Problem requirements – Give back the entries below verbatim.

Records shown –
▼
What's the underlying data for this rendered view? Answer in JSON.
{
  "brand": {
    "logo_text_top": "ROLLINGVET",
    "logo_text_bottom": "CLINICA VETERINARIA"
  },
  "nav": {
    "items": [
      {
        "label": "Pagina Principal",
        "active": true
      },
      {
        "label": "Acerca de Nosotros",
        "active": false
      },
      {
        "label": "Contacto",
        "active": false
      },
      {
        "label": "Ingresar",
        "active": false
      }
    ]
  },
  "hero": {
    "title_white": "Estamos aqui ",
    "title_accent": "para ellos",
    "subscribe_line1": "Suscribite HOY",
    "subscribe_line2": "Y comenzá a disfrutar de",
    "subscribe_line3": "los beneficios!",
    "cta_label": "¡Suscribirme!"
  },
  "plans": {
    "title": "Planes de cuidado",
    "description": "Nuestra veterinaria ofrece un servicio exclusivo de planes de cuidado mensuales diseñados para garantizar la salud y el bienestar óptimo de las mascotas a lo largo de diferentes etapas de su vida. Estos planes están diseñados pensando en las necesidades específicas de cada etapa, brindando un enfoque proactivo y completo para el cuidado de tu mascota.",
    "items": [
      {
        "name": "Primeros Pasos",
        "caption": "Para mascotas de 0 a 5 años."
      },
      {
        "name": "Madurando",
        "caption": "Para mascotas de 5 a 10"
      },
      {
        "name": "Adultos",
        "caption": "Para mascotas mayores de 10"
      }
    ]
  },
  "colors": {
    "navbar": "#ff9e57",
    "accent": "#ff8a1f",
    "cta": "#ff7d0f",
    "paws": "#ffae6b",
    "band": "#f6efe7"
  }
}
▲
Answer section –
What's the underlying data for this rendered view? Answer in JSON.
{
  "brand": {
    "logo_text_top": "ROLLINGVET",
    "logo_text_bottom": "CLINICA VETERINARIA"
  },
  "nav": {
    "items": [
      {
        "label": "Pagina Principal",
        "active": true
      },
      {
        "label": "Acerca de Nosotros",
        "active": false
      },
      {
        "label": "Contacto",
        "active": false
      },
      {
        "label": "Ingresar",
        "active": false
      }
    ]
  },
  "hero": {
    "title_white": "Estamos aqui ",
    "title_accent": "para ellos",
    "subscribe_line1": "Suscribite HOY",
    "subscribe_line2": "Y comenzá a disfrutar de",
    "subscribe_line3": "los beneficios!",
    "cta_label": "¡Suscribirme!"
  },
  "plans": {
    "title": "Planes de cuidado",
    "description": "Nuestra veterinaria ofrece un servicio exclusivo de planes de cuidado mensuales diseñados para garantizar la salud y el bienestar óptimo de las mascotas a lo largo de diferentes etapas de su vida. Estos planes están diseñados pensando en las necesidades específicas de cada etapa, brindando un enfoque proactivo y completo para el cuidado de tu mascota.",
    "items": [
      {
        "name": "Primeros Pasos",
        "caption": "Para mascotas de 0 a 5 años."
      },
      {
        "name": "Madurando",
        "caption": "Para mascotas de 5 a 10"
      },
      {
        "name": "Adultos",
        "caption": "Para mascotas mayores de 10"
      }
    ]
  },
  "colors": {
    "navbar": "#ff9e57",
    "accent": "#ff8a1f",
    "cta": "#ff7d0f",
    "paws": "#ffae6b",
    "band": "#f6efe7"
  }
}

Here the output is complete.